> **Problem requirements**: Every entry is to be printed again precisely as given.

(Recorded information)

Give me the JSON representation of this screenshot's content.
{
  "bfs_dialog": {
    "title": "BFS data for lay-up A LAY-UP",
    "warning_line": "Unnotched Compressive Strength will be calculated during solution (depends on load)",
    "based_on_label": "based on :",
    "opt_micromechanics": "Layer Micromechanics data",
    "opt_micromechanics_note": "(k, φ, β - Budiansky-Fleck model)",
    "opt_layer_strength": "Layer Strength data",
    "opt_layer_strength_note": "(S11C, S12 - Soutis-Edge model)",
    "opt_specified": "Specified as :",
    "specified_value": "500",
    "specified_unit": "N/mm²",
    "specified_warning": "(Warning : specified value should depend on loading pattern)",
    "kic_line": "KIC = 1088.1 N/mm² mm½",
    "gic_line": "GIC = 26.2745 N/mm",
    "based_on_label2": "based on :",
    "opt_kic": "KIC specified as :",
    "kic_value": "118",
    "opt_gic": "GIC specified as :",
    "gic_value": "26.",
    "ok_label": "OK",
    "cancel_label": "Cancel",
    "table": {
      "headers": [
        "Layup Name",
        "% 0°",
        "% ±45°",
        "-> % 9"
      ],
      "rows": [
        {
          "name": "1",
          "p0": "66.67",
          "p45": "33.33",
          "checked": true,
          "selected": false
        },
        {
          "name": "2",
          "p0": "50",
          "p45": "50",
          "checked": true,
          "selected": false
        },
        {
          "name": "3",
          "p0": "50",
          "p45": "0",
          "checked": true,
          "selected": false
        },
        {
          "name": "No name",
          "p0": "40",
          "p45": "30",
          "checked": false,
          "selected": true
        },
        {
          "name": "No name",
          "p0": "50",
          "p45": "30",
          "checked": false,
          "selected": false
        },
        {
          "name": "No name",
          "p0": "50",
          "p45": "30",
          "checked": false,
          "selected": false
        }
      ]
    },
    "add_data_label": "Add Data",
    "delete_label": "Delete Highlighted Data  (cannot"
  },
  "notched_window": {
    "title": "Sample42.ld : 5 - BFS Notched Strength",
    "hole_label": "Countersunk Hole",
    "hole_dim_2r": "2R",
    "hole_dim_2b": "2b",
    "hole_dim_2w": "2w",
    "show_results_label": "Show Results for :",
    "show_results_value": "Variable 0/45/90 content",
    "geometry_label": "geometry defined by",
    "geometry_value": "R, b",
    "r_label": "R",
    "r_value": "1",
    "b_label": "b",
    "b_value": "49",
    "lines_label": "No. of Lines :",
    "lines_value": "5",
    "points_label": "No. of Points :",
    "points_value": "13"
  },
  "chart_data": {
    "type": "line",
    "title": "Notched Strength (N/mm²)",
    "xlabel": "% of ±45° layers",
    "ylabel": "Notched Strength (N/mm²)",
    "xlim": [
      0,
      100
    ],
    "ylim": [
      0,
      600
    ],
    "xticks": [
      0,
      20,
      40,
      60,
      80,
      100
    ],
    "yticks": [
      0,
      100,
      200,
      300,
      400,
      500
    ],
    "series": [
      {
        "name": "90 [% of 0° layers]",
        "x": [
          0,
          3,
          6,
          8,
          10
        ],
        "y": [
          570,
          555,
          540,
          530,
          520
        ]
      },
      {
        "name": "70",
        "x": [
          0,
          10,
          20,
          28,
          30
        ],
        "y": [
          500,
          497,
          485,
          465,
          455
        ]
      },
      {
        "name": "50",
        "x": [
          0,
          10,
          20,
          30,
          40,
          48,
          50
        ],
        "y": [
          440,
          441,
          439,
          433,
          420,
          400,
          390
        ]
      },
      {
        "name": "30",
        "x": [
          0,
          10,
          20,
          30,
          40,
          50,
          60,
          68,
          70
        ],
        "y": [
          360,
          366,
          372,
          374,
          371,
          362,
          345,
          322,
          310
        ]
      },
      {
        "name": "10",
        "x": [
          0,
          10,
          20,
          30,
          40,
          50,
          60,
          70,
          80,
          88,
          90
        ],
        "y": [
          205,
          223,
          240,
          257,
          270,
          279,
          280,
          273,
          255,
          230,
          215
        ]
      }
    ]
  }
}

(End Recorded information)

> **Task output**:
Give me the JSON representation of this screenshot's content.
{
  "bfs_dialog": {
    "title": "BFS data for lay-up A LAY-UP",
    "warning_line": "Unnotched Compressive Strength will be calculated during solution (depends on load)",
    "based_on_label": "based on :",
    "opt_micromechanics": "Layer Micromechanics data",
    "opt_micromechanics_note": "(k, φ, β - Budiansky-Fleck model)",
    "opt_layer_strength": "Layer Strength data",
    "opt_layer_strength_note": "(S11C, S12 - Soutis-Edge model)",
    "opt_specified": "Specified as :",
    "specified_value": "500",
    "specified_unit": "N/mm²",
    "specified_warning": "(Warning : specified value should depend on loading pattern)",
    "kic_line": "KIC = 1088.1 N/mm² mm½",
    "gic_line": "GIC = 26.2745 N/mm",
    "based_on_label2": "based on :",
    "opt_kic": "KIC specified as :",
    "kic_value": "118",
    "opt_gic": "GIC specified as :",
    "gic_value": "26.",
    "ok_label": "OK",
    "cancel_label": "Cancel",
    "table": {
      "headers": [
        "Layup Name",
        "% 0°",
        "% ±45°",
        "-> % 9"
      ],
      "rows": [
        {
          "name": "1",
          "p0": "66.67",
          "p45": "33.33",
          "checked": true,
          "selected": false
        },
        {
          "name": "2",
          "p0": "50",
          "p45": "50",
          "checked": true,
          "selected": false
        },
        {
          "name": "3",
          "p0": "50",
          "p45": "0",
          "checked": true,
          "selected": false
        },
        {
          "name": "No name",
          "p0": "40",
          "p45": "30",
          "checked": false,
          "selected": true
        },
        {
          "name": "No name",
          "p0": "50",
          "p45": "30",
          "checked": false,
          "selected": false
        },
        {
          "name": "No name",
          "p0": "50",
          "p45": "30",
          "checked": false,
          "selected": false
        }
      ]
    },
    "add_data_label": "Add Data",
    "delete_label": "Delete Highlighted Data  (cannot"
  },
  "notched_window": {
    "title": "Sample42.ld : 5 - BFS Notched Strength",
    "hole_label": "Countersunk Hole",
    "hole_dim_2r": "2R",
    "hole_dim_2b": "2b",
    "hole_dim_2w": "2w",
    "show_results_label": "Show Results for :",
    "show_results_value": "Variable 0/45/90 content",
    "geometry_label": "geometry defined by",
    "geometry_value": "R, b",
    "r_label": "R",
    "r_value": "1",
    "b_label": "b",
    "b_value": "49",
    "lines_label": "No. of Lines :",
    "lines_value": "5",
    "points_label": "No. of Points :",
    "points_value": "13"
  },
  "chart_data": {
    "type": "line",
    "title": "Notched Strength (N/mm²)",
    "xlabel": "% of ±45° layers",
    "ylabel": "Notched Strength (N/mm²)",
    "xlim": [
      0,
      100
    ],
    "ylim": [
      0,
      600
    ],
    "xticks": [
      0,
      20,
      40,
      60,
      80,
      100
    ],
    "yticks": [
      0,
      100,
      200,
      300,
      400,
      500
    ],
    "series": [
      {
        "name": "90 [% of 0° layers]",
        "x": [
          0,
          3,
          6,
          8,
          10
        ],
        "y": [
          570,
          555,
          540,
          530,
          520
        ]
      },
      {
        "name": "70",
        "x": [
          0,
          10,
          20,
          28,
          30
        ],
        "y": [
          500,
          497,
          485,
          465,
          455
        ]
      },
      {
        "name": "50",
        "x": [
          0,
          10,
          20,
          30,
          40,
          48,
          50
        ],
        "y": [
          440,
          441,
          439,
          433,
          420,
          400,
          390
        ]
      },
      {
        "name": "30",
        "x": [
          0,
          10,
          20,
          30,
          40,
          50,
          60,
          68,
          70
        ],
        "y": [
          360,
          366,
          372,
          374,
          371,
          362,
          345,
          322,
          310
        ]
      },
      {
        "name": "10",
        "x": [
          0,
          10,
          20,
          30,
          40,
          50,
          60,
          70,
          80,
          88,
          90
        ],
        "y": [
          205,
          223,
          240,
          257,
          270,
          279,
          280,
          273,
          255,
          230,
          215
        ]
      }
    ]
  }
}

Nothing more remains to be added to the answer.